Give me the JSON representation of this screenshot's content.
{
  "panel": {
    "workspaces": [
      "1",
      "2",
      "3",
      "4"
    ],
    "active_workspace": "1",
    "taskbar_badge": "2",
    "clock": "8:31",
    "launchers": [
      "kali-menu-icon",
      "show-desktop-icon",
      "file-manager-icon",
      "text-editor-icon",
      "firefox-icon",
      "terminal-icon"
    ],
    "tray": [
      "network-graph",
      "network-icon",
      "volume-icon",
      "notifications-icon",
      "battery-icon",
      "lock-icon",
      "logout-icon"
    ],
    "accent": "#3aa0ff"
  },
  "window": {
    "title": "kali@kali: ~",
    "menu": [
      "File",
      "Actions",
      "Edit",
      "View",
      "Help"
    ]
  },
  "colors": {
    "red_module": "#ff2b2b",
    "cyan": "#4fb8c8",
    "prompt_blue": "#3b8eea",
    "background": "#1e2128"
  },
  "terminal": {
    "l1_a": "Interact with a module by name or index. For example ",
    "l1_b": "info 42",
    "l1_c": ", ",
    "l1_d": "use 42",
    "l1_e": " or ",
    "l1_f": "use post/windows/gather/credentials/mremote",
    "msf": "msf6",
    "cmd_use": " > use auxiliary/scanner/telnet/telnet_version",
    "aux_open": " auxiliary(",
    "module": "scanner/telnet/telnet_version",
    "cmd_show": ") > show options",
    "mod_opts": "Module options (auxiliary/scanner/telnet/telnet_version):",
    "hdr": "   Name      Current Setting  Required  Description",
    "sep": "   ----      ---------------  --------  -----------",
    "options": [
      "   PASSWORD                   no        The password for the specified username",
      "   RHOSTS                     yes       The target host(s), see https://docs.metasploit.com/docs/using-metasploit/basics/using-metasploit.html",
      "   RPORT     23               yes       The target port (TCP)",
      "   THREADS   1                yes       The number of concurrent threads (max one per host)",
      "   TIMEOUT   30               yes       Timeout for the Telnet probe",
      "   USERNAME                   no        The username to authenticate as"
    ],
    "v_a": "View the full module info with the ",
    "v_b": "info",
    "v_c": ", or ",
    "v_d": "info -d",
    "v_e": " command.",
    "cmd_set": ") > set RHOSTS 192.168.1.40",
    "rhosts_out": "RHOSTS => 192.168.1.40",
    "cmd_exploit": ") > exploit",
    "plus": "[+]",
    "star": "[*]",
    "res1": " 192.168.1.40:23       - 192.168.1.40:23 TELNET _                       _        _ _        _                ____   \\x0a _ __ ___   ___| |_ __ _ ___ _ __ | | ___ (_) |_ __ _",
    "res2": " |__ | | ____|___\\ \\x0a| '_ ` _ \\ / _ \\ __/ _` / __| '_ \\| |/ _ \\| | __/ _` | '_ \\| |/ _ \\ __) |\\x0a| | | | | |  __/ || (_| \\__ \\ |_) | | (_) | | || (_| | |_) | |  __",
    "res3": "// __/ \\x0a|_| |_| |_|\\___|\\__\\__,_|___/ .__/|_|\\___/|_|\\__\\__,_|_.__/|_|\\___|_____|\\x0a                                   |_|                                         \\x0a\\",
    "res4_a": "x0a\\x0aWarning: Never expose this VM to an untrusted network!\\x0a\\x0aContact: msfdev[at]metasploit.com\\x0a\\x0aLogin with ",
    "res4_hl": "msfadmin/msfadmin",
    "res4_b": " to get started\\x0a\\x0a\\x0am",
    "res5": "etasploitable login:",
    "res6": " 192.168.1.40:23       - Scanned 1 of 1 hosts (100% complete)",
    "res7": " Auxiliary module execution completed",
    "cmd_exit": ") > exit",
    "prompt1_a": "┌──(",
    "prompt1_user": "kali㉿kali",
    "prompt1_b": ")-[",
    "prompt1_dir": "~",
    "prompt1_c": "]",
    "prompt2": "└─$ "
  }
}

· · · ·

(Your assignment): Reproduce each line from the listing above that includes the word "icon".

(Solved exercise):
      "kali-menu-icon",
      "show-desktop-icon",
      "file-manager-icon",
      "text-editor-icon",
      "firefox-icon",
      "terminal-icon"
      "network-icon",
      "volume-icon",
      "notifications-icon",
      "battery-icon",
      "lock-icon",
      "logout-icon"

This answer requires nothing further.